# Entries provided
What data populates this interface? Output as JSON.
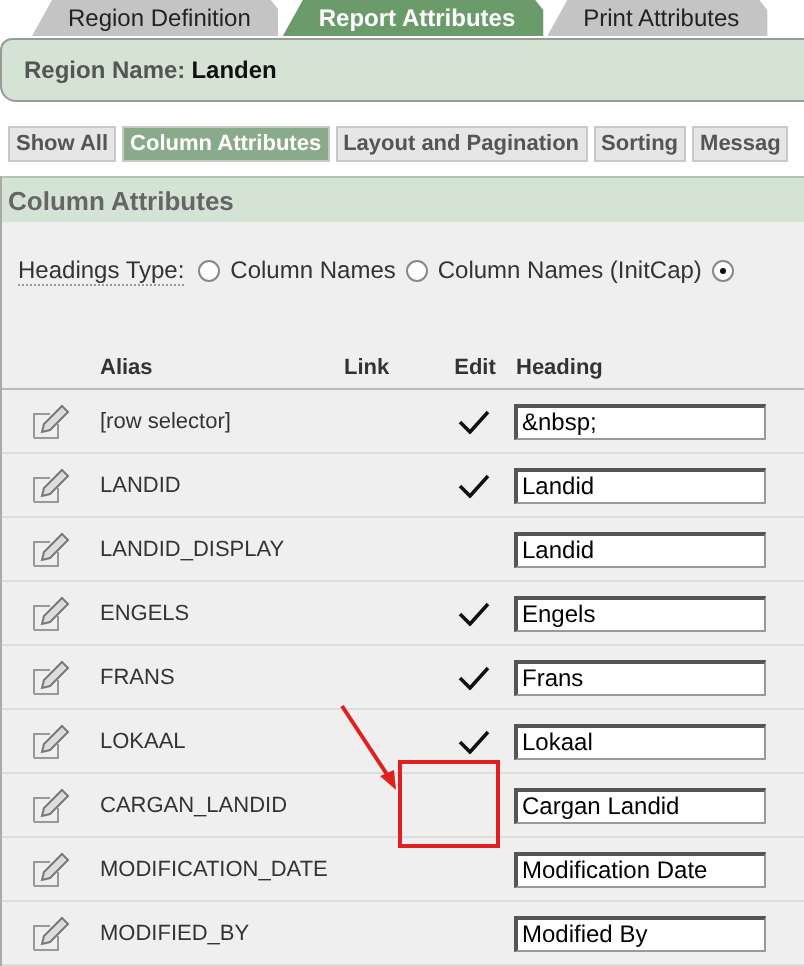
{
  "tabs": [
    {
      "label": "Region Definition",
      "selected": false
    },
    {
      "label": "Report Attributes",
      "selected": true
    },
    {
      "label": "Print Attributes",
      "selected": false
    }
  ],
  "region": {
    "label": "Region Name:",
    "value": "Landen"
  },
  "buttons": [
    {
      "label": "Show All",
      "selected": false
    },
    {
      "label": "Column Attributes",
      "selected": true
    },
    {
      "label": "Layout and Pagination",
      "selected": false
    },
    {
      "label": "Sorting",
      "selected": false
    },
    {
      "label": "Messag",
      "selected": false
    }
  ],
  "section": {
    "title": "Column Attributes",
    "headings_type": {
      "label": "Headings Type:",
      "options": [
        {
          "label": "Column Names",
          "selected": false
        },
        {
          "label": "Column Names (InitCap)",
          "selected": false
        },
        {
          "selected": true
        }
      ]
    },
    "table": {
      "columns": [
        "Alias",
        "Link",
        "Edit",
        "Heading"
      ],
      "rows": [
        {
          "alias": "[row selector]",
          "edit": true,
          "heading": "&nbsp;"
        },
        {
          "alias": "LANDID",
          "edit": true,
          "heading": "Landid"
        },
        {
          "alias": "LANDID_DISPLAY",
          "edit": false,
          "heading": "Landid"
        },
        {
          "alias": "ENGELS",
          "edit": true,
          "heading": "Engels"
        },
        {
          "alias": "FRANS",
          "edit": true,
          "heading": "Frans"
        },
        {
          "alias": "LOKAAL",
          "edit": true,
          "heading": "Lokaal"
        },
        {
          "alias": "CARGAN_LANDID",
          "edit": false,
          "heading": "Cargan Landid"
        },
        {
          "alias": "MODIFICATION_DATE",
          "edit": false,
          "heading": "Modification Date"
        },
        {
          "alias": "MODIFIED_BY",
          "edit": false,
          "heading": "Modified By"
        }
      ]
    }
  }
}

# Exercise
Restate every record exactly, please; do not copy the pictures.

# Your response
What data populates this interface? Output as JSON.
{
  "tabs": [
    {
      "label": "Region Definition",
      "selected": false
    },
    {
      "label": "Report Attributes",
      "selected": true
    },
    {
      "label": "Print Attributes",
      "selected": false
    }
  ],
  "region": {
    "label": "Region Name:",
    "value": "Landen"
  },
  "buttons": [
    {
      "label": "Show All",
      "selected": false
    },
    {
      "label": "Column Attributes",
      "selected": true
    },
    {
      "label": "Layout and Pagination",
      "selected": false
    },
    {
      "label": "Sorting",
      "selected": false
    },
    {
      "label": "Messag",
      "selected": false
    }
  ],
  "section": {
    "title": "Column Attributes",
    "headings_type": {
      "label": "Headings Type:",
      "options": [
        {
          "label": "Column Names",
          "selected": false
        },
        {
          "label": "Column Names (InitCap)",
          "selected": false
        },
        {
          "selected": true
        }
      ]
    },
    "table": {
      "columns": [
        "Alias",
        "Link",
        "Edit",
        "Heading"
      ],
      "rows": [
        {
          "alias": "[row selector]",
          "edit": true,
          "heading": "&nbsp;"
        },
        {
          "alias": "LANDID",
          "edit": true,
          "heading": "Landid"
        },
        {
          "alias": "LANDID_DISPLAY",
          "edit": false,
          "heading": "Landid"
        },
        {
          "alias": "ENGELS",
          "edit": true,
          "heading": "Engels"
        },
        {
          "alias": "FRANS",
          "edit": true,
          "heading": "Frans"
        },
        {
          "alias": "LOKAAL",
          "edit": true,
          "heading": "Lokaal"
        },
        {
          "alias": "CARGAN_LANDID",
          "edit": false,
          "heading": "Cargan Landid"
        },
        {
          "alias": "MODIFICATION_DATE",
          "edit": false,
          "heading": "Modification Date"
        },
        {
          "alias": "MODIFIED_BY",
          "edit": false,
          "heading": "Modified By"
        }
      ]
    }
  }
}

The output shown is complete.